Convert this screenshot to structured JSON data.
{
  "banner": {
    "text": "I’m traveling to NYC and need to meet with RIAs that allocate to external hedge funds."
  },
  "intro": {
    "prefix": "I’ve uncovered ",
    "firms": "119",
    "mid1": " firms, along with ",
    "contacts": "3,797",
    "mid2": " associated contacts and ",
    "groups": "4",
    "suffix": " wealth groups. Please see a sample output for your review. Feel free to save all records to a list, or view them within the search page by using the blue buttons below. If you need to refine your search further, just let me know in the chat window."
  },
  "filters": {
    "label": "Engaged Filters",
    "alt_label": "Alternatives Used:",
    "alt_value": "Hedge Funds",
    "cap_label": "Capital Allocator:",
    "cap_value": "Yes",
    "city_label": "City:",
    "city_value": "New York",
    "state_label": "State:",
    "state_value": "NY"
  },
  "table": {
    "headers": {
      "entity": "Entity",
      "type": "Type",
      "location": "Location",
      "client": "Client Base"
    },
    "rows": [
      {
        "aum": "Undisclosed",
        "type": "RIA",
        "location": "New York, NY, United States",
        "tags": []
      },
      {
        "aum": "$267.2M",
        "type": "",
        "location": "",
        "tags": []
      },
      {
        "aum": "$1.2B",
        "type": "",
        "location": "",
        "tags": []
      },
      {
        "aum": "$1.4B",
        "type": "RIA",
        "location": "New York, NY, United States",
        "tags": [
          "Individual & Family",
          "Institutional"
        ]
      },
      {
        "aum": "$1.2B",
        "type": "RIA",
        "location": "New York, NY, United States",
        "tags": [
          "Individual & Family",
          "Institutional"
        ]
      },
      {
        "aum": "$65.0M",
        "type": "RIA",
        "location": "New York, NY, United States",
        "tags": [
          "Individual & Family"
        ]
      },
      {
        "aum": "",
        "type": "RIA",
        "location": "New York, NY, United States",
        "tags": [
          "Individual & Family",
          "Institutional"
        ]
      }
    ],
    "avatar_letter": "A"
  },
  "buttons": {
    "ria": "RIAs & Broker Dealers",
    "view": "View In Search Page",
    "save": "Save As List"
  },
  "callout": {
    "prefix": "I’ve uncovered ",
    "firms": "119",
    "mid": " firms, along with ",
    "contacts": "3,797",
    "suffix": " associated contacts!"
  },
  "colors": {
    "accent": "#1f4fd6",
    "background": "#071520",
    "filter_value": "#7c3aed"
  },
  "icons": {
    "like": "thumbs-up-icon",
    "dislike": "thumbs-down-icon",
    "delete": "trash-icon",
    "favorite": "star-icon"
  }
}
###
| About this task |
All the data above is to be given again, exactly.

| Written reply |
Convert this screenshot to structured JSON data.
{
  "banner": {
    "text": "I’m traveling to NYC and need to meet with RIAs that allocate to external hedge funds."
  },
  "intro": {
    "prefix": "I’ve uncovered ",
    "firms": "119",
    "mid1": " firms, along with ",
    "contacts": "3,797",
    "mid2": " associated contacts and ",
    "groups": "4",
    "suffix": " wealth groups. Please see a sample output for your review. Feel free to save all records to a list, or view them within the search page by using the blue buttons below. If you need to refine your search further, just let me know in the chat window."
  },
  "filters": {
    "label": "Engaged Filters",
    "alt_label": "Alternatives Used:",
    "alt_value": "Hedge Funds",
    "cap_label": "Capital Allocator:",
    "cap_value": "Yes",
    "city_label": "City:",
    "city_value": "New York",
    "state_label": "State:",
    "state_value": "NY"
  },
  "table": {
    "headers": {
      "entity": "Entity",
      "type": "Type",
      "location": "Location",
      "client": "Client Base"
    },
    "rows": [
      {
        "aum": "Undisclosed",
        "type": "RIA",
        "location": "New York, NY, United States",
        "tags": []
      },
      {
        "aum": "$267.2M",
        "type": "",
        "location": "",
        "tags": []
      },
      {
        "aum": "$1.2B",
        "type": "",
        "location": "",
        "tags": []
      },
      {
        "aum": "$1.4B",
        "type": "RIA",
        "location": "New York, NY, United States",
        "tags": [
          "Individual & Family",
          "Institutional"
        ]
      },
      {
        "aum": "$1.2B",
        "type": "RIA",
        "location": "New York, NY, United States",
        "tags": [
          "Individual & Family",
          "Institutional"
        ]
      },
      {
        "aum": "$65.0M",
        "type": "RIA",
        "location": "New York, NY, United States",
        "tags": [
          "Individual & Family"
        ]
      },
      {
        "aum": "",
        "type": "RIA",
        "location": "New York, NY, United States",
        "tags": [
          "Individual & Family",
          "Institutional"
        ]
      }
    ],
    "avatar_letter": "A"
  },
  "buttons": {
    "ria": "RIAs & Broker Dealers",
    "view": "View In Search Page",
    "save": "Save As List"
  },
  "callout": {
    "prefix": "I’ve uncovered ",
    "firms": "119",
    "mid": " firms, along with ",
    "contacts": "3,797",
    "suffix": " associated contacts!"
  },
  "colors": {
    "accent": "#1f4fd6",
    "background": "#071520",
    "filter_value": "#7c3aed"
  },
  "icons": {
    "like": "thumbs-up-icon",
    "dislike": "thumbs-down-icon",
    "delete": "trash-icon",
    "favorite": "star-icon"
  }
}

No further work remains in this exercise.